-1

is the following rule true?

This not only can be helpful to apply for a refund but also applying for a free ticket.

1
  • 1
    What rule? Do you mean the "rule" that in a not only... but also construction, the first must use an infinitive but the second must use a gerund?
    – James K
    Dec 14 '21 at 22:20
0

The example sentence is incorrect - the two verbs linked by "not only ... but also ..." should be in the same form.

It is also at least a bit awkward because the "can be helpful" is sitting next to one of the verbs. It would be better reworded so that is before the "not only ...":

This can be helpful not only to apply for a refund, but also to apply for a free ticket.

Or:

This can be helpful not only for applying for a refund, but also for applying for a free ticket.

Note the extra "for" before "applying" in the second clause - since this came after the "not only", it needs to be repeated after the "but also".

2
  • it cannot be to and for at the same sentence like: This can be helpful not only for applying for a refund, but also to apply for a free ticket.
    – DrDentMBR
    Dec 15 '21 at 15:21
  • @DrDentMBR In general, the two phrases should "match" as much as possible - so either both should use to+infinitive, or both use for+gerund. Mixing them would be understood, but it would sound slightly odd, and probably be considered "incorrect" in a formal context.
    – IMSoP
    Dec 15 '21 at 15:42

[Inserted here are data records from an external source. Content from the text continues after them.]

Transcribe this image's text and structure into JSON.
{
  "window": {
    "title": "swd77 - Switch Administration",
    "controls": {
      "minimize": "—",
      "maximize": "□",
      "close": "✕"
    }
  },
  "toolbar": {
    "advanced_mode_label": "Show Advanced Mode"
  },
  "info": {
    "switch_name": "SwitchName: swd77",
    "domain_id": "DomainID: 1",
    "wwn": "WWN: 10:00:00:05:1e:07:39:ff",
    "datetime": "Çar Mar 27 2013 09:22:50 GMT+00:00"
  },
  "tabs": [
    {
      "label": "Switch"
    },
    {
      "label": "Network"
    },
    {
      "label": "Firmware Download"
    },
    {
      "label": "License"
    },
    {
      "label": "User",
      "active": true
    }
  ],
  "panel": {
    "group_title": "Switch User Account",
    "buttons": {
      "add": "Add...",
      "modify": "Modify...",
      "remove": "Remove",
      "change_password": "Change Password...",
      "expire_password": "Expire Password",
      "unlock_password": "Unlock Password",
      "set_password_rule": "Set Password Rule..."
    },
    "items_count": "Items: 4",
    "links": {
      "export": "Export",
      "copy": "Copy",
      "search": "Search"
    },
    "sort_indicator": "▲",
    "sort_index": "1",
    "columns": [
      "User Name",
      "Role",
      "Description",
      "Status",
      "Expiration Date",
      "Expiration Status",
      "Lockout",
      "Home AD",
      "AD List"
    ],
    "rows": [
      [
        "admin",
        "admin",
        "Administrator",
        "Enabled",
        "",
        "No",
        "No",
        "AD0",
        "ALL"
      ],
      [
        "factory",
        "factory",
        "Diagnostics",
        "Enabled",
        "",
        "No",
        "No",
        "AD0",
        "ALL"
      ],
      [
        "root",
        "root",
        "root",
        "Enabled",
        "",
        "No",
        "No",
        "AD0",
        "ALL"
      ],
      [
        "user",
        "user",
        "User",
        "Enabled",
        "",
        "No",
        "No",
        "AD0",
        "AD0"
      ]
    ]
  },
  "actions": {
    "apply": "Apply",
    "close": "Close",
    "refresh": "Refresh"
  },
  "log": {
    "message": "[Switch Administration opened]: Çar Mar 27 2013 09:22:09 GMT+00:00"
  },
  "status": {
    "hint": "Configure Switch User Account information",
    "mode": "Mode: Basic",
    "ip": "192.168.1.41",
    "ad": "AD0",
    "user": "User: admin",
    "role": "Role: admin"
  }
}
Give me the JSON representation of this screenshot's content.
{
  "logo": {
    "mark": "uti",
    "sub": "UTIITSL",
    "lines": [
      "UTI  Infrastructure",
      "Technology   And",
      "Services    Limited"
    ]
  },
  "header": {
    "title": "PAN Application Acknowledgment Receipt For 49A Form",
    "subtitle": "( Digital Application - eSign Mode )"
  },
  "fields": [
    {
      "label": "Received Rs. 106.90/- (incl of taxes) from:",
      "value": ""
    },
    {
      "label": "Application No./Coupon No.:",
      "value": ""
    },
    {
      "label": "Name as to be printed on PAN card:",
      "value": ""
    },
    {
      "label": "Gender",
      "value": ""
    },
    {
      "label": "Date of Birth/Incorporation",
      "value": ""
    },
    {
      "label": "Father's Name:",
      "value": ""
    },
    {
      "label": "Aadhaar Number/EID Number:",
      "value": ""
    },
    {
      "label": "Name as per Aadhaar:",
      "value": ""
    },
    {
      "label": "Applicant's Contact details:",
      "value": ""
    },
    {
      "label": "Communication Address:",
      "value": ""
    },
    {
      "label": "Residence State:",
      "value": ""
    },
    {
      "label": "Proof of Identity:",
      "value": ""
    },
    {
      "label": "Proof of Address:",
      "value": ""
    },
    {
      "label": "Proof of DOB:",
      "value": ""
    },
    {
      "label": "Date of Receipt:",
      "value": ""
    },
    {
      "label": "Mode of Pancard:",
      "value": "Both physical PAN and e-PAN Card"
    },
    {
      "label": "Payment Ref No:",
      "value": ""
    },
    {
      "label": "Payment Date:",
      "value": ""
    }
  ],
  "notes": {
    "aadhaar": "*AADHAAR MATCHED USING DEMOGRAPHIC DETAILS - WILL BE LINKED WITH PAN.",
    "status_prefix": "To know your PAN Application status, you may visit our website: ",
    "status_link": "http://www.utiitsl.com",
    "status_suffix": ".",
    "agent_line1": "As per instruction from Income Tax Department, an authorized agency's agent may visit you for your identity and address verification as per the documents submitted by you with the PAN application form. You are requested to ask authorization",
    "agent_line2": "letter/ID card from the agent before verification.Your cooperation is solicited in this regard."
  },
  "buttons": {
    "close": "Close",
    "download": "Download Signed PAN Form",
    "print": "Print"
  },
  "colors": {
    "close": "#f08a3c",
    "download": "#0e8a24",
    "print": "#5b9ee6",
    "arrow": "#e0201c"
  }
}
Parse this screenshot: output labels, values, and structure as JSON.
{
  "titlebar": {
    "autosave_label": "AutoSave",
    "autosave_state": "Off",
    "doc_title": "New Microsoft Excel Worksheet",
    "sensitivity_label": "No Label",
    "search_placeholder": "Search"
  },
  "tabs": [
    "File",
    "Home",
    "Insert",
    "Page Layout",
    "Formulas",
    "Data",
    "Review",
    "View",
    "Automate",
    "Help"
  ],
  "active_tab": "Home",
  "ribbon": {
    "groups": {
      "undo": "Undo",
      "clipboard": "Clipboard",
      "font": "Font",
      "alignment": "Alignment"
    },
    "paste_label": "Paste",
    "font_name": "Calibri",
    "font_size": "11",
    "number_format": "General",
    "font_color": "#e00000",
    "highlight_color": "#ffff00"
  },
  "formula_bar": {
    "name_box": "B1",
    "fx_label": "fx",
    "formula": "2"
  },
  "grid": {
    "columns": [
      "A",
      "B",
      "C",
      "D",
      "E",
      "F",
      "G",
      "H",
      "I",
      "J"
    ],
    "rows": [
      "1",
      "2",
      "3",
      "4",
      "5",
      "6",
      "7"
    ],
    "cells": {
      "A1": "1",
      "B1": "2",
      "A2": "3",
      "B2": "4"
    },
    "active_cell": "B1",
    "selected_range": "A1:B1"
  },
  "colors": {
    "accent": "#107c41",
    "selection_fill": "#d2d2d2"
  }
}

You must log in to answer this question.

Not the answer you're looking for? Browse other questions tagged .